(What this task involves) Scan the entries below and give the number of lines containing "footer", with no accompanying words.
☆ ☆ ☆ ☆ ☆
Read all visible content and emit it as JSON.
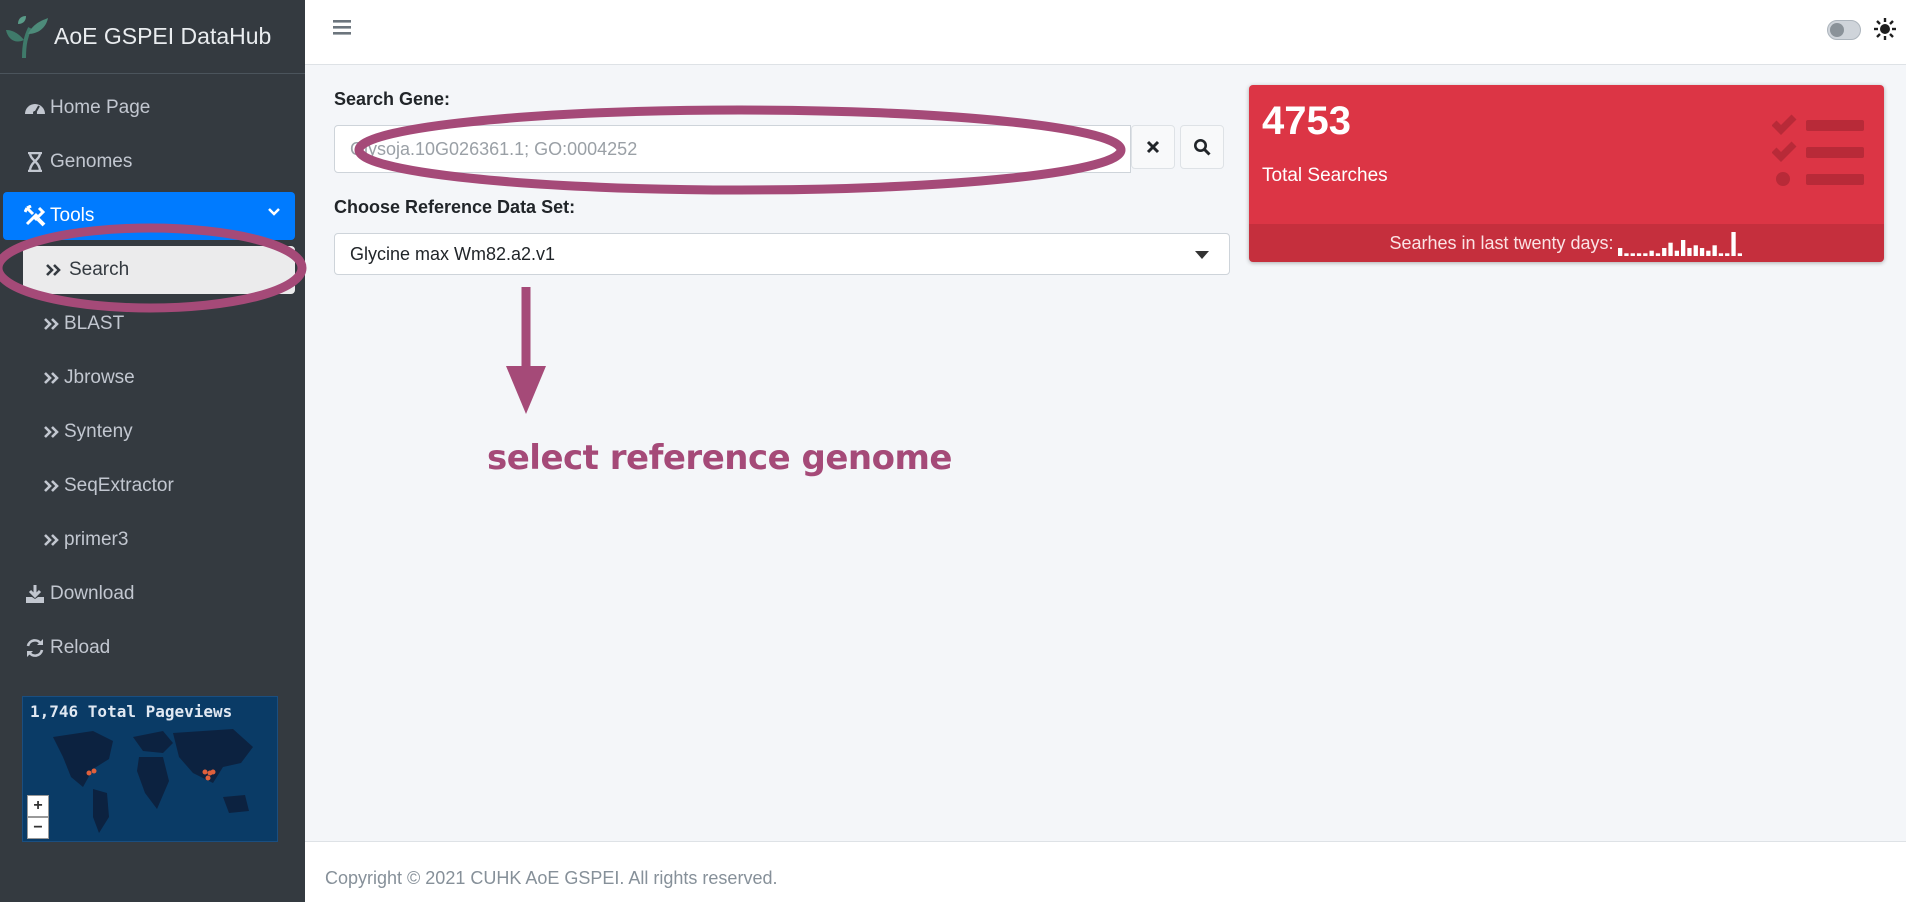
{
  "brand": {
    "name": "AoE GSPEI DataHub"
  },
  "sidebar": {
    "items": [
      {
        "label": "Home Page",
        "icon": "dashboard-gauge-icon"
      },
      {
        "label": "Genomes",
        "icon": "hourglass-icon"
      },
      {
        "label": "Tools",
        "icon": "tools-icon"
      },
      {
        "label": "Search",
        "icon": "double-chevron-right-icon"
      },
      {
        "label": "BLAST",
        "icon": "double-chevron-right-icon"
      },
      {
        "label": "Jbrowse",
        "icon": "double-chevron-right-icon"
      },
      {
        "label": "Synteny",
        "icon": "double-chevron-right-icon"
      },
      {
        "label": "SeqExtractor",
        "icon": "double-chevron-right-icon"
      },
      {
        "label": "primer3",
        "icon": "double-chevron-right-icon"
      },
      {
        "label": "Download",
        "icon": "download-icon"
      },
      {
        "label": "Reload",
        "icon": "refresh-icon"
      }
    ],
    "map_widget": {
      "title": "1,746 Total Pageviews",
      "zoom_in": "+",
      "zoom_out": "−"
    }
  },
  "search": {
    "label": "Search Gene:",
    "placeholder": "Glysoja.10G026361.1; GO:0004252"
  },
  "reference": {
    "label": "Choose Reference Data Set:",
    "selected": "Glycine max Wm82.a2.v1"
  },
  "stats": {
    "count": "4753",
    "label": "Total Searches",
    "footer": "Searhes in last twenty days:",
    "sparkline_values": [
      3,
      1,
      1,
      1,
      1,
      2,
      1,
      3,
      5,
      2,
      6,
      3,
      4,
      3,
      2,
      4,
      1,
      1,
      9,
      1
    ]
  },
  "annotation": {
    "text": "select reference genome"
  },
  "footer": {
    "copyright": "Copyright © 2021 CUHK AoE GSPEI. All rights reserved."
  },
  "colors": {
    "sidebar": "#343a40",
    "primary": "#007bff",
    "danger": "#dc3545",
    "annotation": "#a54a78"
  }
}
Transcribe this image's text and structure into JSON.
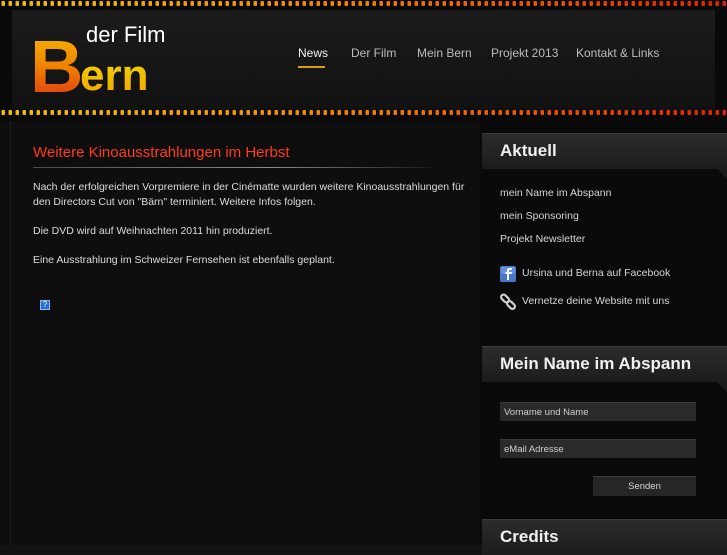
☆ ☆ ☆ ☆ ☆
(Problem solution) 2